What Is AutoHotkey?
At its most basic level, AutoHotkey is a Windows application that lets users remap keys and create simple shortcuts. So, for example, you could put your Caps Lock key to better use by turning it into a mute button. This is especially useful if you use programs with complicated keyboard shortcuts. That one obscure Word function that’s assigned to Ctrl-Alt-Shift-\] would be a lot easier to use if it was just assigned to F3, wouldn’t it?
However, if you’re willing to learn some minor scripting, AutoHotkey can do a lot more than simply remapping buttons. It can launch applications, reformat text, or fill in long blocks of text with shorthand—for example automatically filling in “email@example.com” when you type “@me”.
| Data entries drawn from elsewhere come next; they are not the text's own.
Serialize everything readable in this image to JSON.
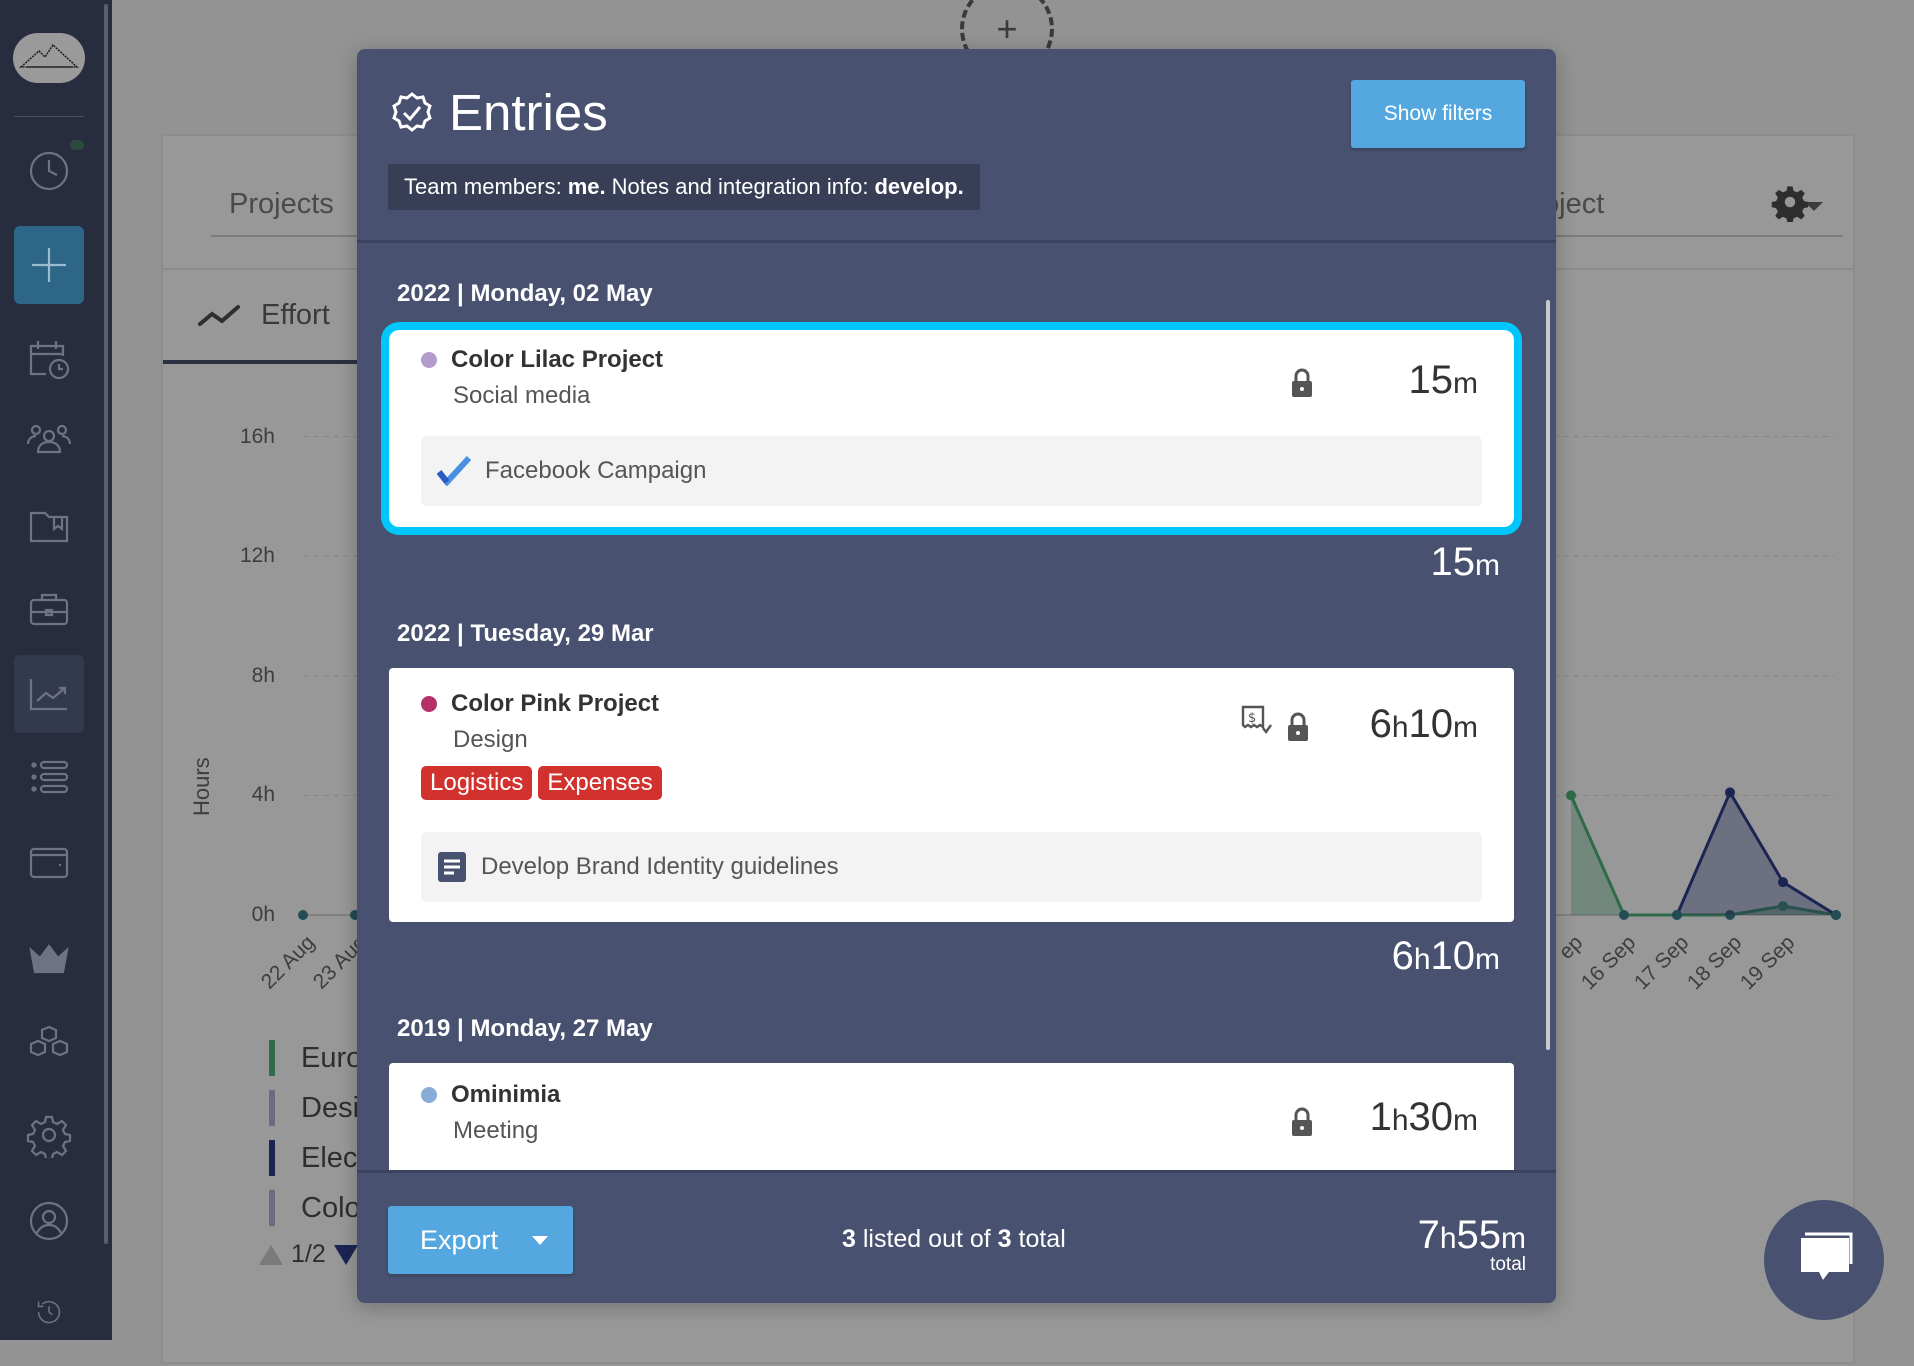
{
  "sidebar": {
    "items": [
      {
        "name": "timer",
        "icon": "clock-icon"
      },
      {
        "name": "add",
        "icon": "plus-icon"
      },
      {
        "name": "calendar",
        "icon": "calendar-clock-icon"
      },
      {
        "name": "team",
        "icon": "people-icon"
      },
      {
        "name": "projects",
        "icon": "book-icon"
      },
      {
        "name": "clients",
        "icon": "briefcase-icon"
      },
      {
        "name": "reports",
        "icon": "chart-icon"
      },
      {
        "name": "entries",
        "icon": "list-icon"
      },
      {
        "name": "billing",
        "icon": "wallet-icon"
      },
      {
        "name": "premium",
        "icon": "crown-icon"
      },
      {
        "name": "integrations",
        "icon": "cubes-icon"
      },
      {
        "name": "settings",
        "icon": "gear-icon"
      },
      {
        "name": "account",
        "icon": "user-circle-icon"
      },
      {
        "name": "history",
        "icon": "history-icon"
      }
    ],
    "active": "reports"
  },
  "background": {
    "projects_tab": "Projects",
    "project_select": "oject",
    "effort_tab": "Effort",
    "add_symbol": "+",
    "chart": {
      "ylabel": "Hours",
      "yticks": [
        "16h",
        "12h",
        "8h",
        "4h",
        "0h"
      ],
      "xticks_left": [
        "22 Aug",
        "23 Aug"
      ],
      "xticks_right": [
        "ep",
        "16 Sep",
        "17 Sep",
        "18 Sep",
        "19 Sep"
      ],
      "series_right": [
        {
          "color": "#2f6b48",
          "values": [
            4,
            0,
            0,
            0,
            0.3,
            0
          ]
        },
        {
          "color": "#1c2452",
          "values": [
            null,
            null,
            0,
            4.1,
            1.1,
            0
          ]
        }
      ],
      "legend": [
        {
          "label": "Euro",
          "color": "#2f6b48"
        },
        {
          "label": "Desi",
          "color": "#6e6880"
        },
        {
          "label": "Elect",
          "color": "#1c2452"
        },
        {
          "label": "Colo",
          "color": "#6e6880"
        }
      ],
      "legend_page": "1/2"
    }
  },
  "modal": {
    "title": "Entries",
    "show_filters": "Show filters",
    "team_info": {
      "prefix": "Team members:",
      "members": "me.",
      "notes_prefix": "Notes and integration info:",
      "notes": "develop."
    },
    "groups": [
      {
        "date": "2022 | Monday, 02 May",
        "subtotal": {
          "h": "",
          "m": "15"
        },
        "entries": [
          {
            "project": "Color Lilac Project",
            "color": "#b39ccb",
            "task": "Social media",
            "duration": {
              "h": "",
              "m": "15"
            },
            "note": "Facebook Campaign",
            "note_icon": "check-icon",
            "locked": true,
            "selected": true
          }
        ]
      },
      {
        "date": "2022 | Tuesday, 29 Mar",
        "subtotal": {
          "h": "6",
          "m": "10"
        },
        "entries": [
          {
            "project": "Color Pink Project",
            "color": "#b3306a",
            "task": "Design",
            "duration": {
              "h": "6",
              "m": "10"
            },
            "tags": [
              "Logistics",
              "Expenses"
            ],
            "note": "Develop Brand Identity guidelines",
            "note_icon": "document-icon",
            "locked": true,
            "billable_icon": "receipt-dollar-icon"
          }
        ]
      },
      {
        "date": "2019 | Monday, 27 May",
        "entries": [
          {
            "project": "Ominimia",
            "color": "#88acd6",
            "task": "Meeting",
            "duration": {
              "h": "1",
              "m": "30"
            },
            "locked": true
          }
        ]
      }
    ],
    "footer": {
      "export": "Export",
      "listed": "3",
      "listed_text": " listed out of ",
      "total_count": "3",
      "total_text": " total",
      "total_duration": {
        "h": "7",
        "m": "55"
      },
      "total_label": "total"
    }
  },
  "units": {
    "h": "h",
    "m": "m"
  },
  "colors": {
    "accent": "#54a8df",
    "modal": "#48516f",
    "selected": "#00c6fb",
    "tag": "#d1322e"
  }
}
Every AutoHotkey script can be written in a basic text editor, like Notepad. To run the scripts, make sure AutoHotkey is downloaded and installed. Write your script in a text editor (which we’ll show you how to do down below) and save it as an .ahk file. You can then run any of these scripts and pause or close them from the taskbar. Most of the time, AutoHotkey will run invisibly in the background, doing whatever you programmed it to do and otherwise staying out of the way.
How to Write AutoHotkey Scripts
Since Autohotkey is designed to be as accessible as possible, you don’t need to have a background in coding at all in order to know how to use it. For example, let’s say you keep accidentally hitting Caps Lock when you mean to hit Shift, and you’d like to remap it so both buttons are Shift keys. To do this, you would only need the following line:
In this line, “::” remaps what’s on the left of it (in this case, Capslock) to whatever you put on the right (Shift). If you only want one key to act like another, this is the most complicated syntax you need to know. There’s a full list of key names here so you can customize this however you want.
Of course, that’s just remapping one single button to another. What if you want to remap a combination of keys? For that, AutoHotkey uses prefix modifiers. These are symbols that correspond to modifier keys like Control (^), Shift (+), Alt (!), and the Windows key (#). When you use these symbols in a script, AutoHotkey expects a keyboard shortcut. So, for example, in this line:
The keyboard shortcut Ctrl-Shift-Alt-N would now be mapped to Capslock. Which you’re much less likely to accidentally hit. You can even put both of these lines—and as many other shortcuts as you like—in a single file.
Beyond these basics, AutoHotkey comes with a library of commands that can do a lot more than just turning one key combo into another. For example, let’s say every day when you get to work, you open up the same website. Instead of opening your browser and typing in the address, you can use this line:
The Run command can be used to launch external applications or, as is the case here, a web page. So, with this script, pressing Ctrl-Alt-T will automatically launch Wired.com. All with a single line of code!
AutoHotkey commands and scripting goes a lot deeper than most people probably need. However, you can find plenty of existing sample scripts out there that can do what you need without having to learn to code yourself.
Adjust the Volume and More
Basic commands and key remaps are easy with AutoHotkey, but if you want something more complex, you can still usually get by on what helpful developers across the internet have already done. The company even has its own Script Showcase where you can see featured scripts and get your own ideas.